Following a link on the website www.korans.com can take you to the website www.teddybearmuhammad.com, which hawks the cute and cuddly namesake of Islam’s prophet. As the site explains, the bear commemorates the Sudanese government recently accusing 54-year old British schoolteacher Gillian Gibbons of blasphemy for “allowing” her class of 7-year old students at Khartoum’s Unity High School to choose what some considered the wrong name for the class stuffed animal. (The children named the bear after a popular classmate, not directly for the Prophet). The incident provided Sudanese politicians with an opportunity for local pandering, geopolitical bluster and a demonstration of sovereignty in reaction to international condemnation of the genocide in Darfur.

Cultural sensitivities about divine names and images are real, even when in particular instances they are feigned, exaggerated, or used as weapons in military or political conflicts. This reality is what gives their manipulation its potential power, although it also lays such manipulations open to exposure, derision, and failure. In this case, the Sudanese government claimed that some parents in Gibbons’ class complained to the country’s Ministry of Education about the incident in late November 2007 (the naming had taken place without incident in September). The school’s director recommended that the school be shuttered until January for fear of further reprisals. Gibbons was convicted in court for inciting religious hatred, but released early from a 15-day jail sentence. One can only admire the responsiveness of the Education ministry to parental concerns, and hope that they are as quick to act on other kinds of complaints from the families they serve.

What is interesting about Teddy Bear Muhammad is its resemblance, in its own softer, fuzzier way, to the Danish cartoon imbroglio of 2006, in which a newspaper intentionally printed insulting cartoons of the prophet Muhammad merely in order to show it could. Here, the anonymous marketers of Teddy Bear Muhammad (the website is registered through a proxy) attach the name Muhammad to their product as a “protest” against intolerance, but again, largely to demonstrate that the “we” of the tolerant West feel comfortable in using the images and names of sacred figures–particularly, but not solely, those of other peoples’ traditions–any way we jolly well please.

To be fair, both Muslims and non-Muslims hawk any number of products bearing sacred names (see, for example, my article on the topic in the March 1995 issue of the journal American Anthropologist). Two of my current favorites from the world of internet commerce are the “A is for Allah” spaghetti strap tank top and the “I <heart> Allah” infant bib available at http://www.cafepress.com/buy/islamic. Although some such items are criticized by various Muslim audiences, the commercial impulse often proves stronger than religious scruples, which in any case change over time and vary dramatically in their tone across the Muslim world.
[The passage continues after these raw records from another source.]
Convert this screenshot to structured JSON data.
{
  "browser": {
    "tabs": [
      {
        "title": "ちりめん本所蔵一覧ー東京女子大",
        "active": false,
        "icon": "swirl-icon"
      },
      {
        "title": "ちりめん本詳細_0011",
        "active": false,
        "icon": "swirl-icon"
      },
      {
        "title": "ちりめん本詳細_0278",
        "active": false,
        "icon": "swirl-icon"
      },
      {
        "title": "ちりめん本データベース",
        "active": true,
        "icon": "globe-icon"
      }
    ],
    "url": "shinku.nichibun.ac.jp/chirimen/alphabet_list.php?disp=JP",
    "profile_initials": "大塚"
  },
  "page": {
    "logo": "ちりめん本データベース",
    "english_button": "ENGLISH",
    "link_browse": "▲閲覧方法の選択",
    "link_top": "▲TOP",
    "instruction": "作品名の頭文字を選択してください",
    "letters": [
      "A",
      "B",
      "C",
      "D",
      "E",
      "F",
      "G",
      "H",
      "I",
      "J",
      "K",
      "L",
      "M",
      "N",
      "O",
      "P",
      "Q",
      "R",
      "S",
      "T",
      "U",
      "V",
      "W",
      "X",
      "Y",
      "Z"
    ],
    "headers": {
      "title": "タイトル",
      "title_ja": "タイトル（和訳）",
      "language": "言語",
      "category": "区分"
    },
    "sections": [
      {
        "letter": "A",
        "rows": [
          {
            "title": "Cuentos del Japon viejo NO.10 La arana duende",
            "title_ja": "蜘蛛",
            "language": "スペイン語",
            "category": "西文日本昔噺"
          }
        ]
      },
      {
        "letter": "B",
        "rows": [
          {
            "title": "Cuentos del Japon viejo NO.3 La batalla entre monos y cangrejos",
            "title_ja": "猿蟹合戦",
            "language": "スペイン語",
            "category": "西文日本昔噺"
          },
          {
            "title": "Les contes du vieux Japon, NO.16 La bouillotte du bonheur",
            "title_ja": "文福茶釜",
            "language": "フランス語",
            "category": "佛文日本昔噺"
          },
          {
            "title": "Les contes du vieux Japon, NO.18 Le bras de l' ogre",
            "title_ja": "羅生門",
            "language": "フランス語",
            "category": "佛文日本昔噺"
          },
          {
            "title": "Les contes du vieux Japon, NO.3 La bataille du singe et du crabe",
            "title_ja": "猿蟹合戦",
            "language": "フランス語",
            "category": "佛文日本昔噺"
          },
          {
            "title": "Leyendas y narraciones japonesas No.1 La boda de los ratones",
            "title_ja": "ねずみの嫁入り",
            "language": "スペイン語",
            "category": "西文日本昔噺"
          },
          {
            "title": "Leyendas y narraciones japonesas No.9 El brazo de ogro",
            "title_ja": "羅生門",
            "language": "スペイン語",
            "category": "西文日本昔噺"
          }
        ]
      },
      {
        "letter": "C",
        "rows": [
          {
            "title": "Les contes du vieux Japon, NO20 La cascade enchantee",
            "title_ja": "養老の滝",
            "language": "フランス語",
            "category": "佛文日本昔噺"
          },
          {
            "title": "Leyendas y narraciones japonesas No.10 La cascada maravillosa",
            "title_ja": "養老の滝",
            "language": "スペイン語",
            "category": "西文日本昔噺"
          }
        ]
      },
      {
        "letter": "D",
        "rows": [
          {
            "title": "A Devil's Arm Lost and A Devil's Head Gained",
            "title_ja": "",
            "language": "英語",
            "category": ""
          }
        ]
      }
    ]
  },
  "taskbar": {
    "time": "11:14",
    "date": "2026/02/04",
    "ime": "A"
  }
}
This is not an issue differentiating “extremists” from “moderates”, but an issue differentiating communities both internally and internationally with respect to a number of political, social, cultural and philosophical considerations, particularly those having to do with the relationship between image, speech, writing, and the world of the sacred. (I’m reminded of Jewish friends who prefer to write “G-d” rather than “God,” in an approximation of the ancient reluctance to pronounce the Holy Name of the Hebrew tetragrammaton.) In the United States there used to be an analogous respect paid to the sacred symbol of the American flag. This respect has been destroyed not by leftie flag-burners, but by the very patriots who, since September 11th, 2001, have mounted flags and their images permanently on every available surface of public space, to be neglected, rained on, faded, frayed, tattered, and passively desecrated in ways that would have been unimaginable either to the veterans of past eras or to the legions of Boy Scouts who used to be drilled in the proper use and display of our national symbol.

Who is the audience for Teddy Bear Muhammad as an object? Civil Libertarians wanting to spice up their bookshelves? Multiculturalists wanting to introduce non-Muslim tykes to the World of Diversity? Muslim children too young for the modestly-dressing Barbie dolls Fulla or Razanne? Teddy bear enthusiasts searching for the latest style? Probably none of the above. TBM is less a plaything than an advertisement for self-congratulation, a move less frightening but every bit as cynical in its own small fuzzy way as the arrest and trial of Gillian Gibbons in Khartoum last November.

Portions of the proceeds from the sale of Teddy Bear Muhammad will allegedly be donated to the USO, the United Service Organization, which provides various kinds of support for American soldiers and their families serving or traveling abroad. Perhaps next time our troops in Afghanistan and Iraq are visited by a USO tour featuring Chuck Norris, Jamie Kennedy’s Hip Hop Comedy Tour, or the heavy metal band Drowning Pool performing songs from their album Desensitized, they can thank the Sudanese courts for inspiring Teddy Bear Muhammad.

Gregory Starrett